Air monitors were deployed around the coal tar pond to establish a baseline at the site. The air monitors serve two purposes:
- To determine what, if any, emissions of toxic chemicals are occurring at the site
- To confirm the extent of naphthalene emissions from the coal tar ponds.
WMRC has fielded calls from the public regarding a mothball odor, and DEQ has worked with city officials in Lindon and Orem to collect information from the public.
December 11, 2019
U.S. Steel has expanded its air monitoring to include neighborhoods where many of the odor complaints have been originating from in order to provide better data on the health impact. The three locations are identified as Penny Springs Park in Vineyard, Creekside Park in Lindon and Bonneville Park in Orem.
After a hiatus, contractors began operations again on December 10 and will continue operating daily through December 22, 2019. There will be no operations occurring during the Christmas break, from December 23, 2019 through January 2, 2020. Start-up of operations will occur again on January 3, 2020.

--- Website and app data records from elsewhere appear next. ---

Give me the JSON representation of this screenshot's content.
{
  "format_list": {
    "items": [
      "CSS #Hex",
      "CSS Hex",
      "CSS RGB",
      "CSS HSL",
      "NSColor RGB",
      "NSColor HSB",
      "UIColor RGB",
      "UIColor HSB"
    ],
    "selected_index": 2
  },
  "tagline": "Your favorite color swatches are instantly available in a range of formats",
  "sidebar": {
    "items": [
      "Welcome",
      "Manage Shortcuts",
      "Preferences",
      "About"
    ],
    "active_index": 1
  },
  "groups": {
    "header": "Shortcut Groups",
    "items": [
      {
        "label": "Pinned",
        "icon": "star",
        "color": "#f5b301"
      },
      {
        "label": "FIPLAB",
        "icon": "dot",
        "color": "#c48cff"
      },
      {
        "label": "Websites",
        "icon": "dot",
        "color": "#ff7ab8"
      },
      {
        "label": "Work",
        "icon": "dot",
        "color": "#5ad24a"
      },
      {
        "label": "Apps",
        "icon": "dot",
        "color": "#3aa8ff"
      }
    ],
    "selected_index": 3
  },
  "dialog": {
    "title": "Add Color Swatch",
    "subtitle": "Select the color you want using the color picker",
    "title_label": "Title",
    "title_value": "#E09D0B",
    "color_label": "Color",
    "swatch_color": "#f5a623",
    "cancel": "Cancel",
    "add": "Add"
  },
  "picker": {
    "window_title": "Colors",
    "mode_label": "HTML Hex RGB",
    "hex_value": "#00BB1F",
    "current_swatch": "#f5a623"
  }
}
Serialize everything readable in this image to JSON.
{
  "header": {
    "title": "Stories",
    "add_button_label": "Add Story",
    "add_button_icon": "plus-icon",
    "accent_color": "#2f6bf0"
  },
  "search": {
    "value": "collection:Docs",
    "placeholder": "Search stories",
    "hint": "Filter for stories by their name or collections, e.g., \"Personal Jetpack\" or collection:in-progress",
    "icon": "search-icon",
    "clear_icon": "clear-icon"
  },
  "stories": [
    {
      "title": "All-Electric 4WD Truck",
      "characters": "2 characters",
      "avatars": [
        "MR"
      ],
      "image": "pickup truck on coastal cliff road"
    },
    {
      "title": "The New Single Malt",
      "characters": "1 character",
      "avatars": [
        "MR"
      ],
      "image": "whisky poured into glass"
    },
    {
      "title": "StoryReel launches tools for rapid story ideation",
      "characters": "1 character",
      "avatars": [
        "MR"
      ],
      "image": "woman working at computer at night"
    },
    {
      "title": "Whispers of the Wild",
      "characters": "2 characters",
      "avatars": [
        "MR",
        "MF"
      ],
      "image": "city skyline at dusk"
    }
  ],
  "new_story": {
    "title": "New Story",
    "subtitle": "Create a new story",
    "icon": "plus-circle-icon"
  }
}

DEQ continues to work with U.S. Steel to lessen the odor impacts. Other options are being considered.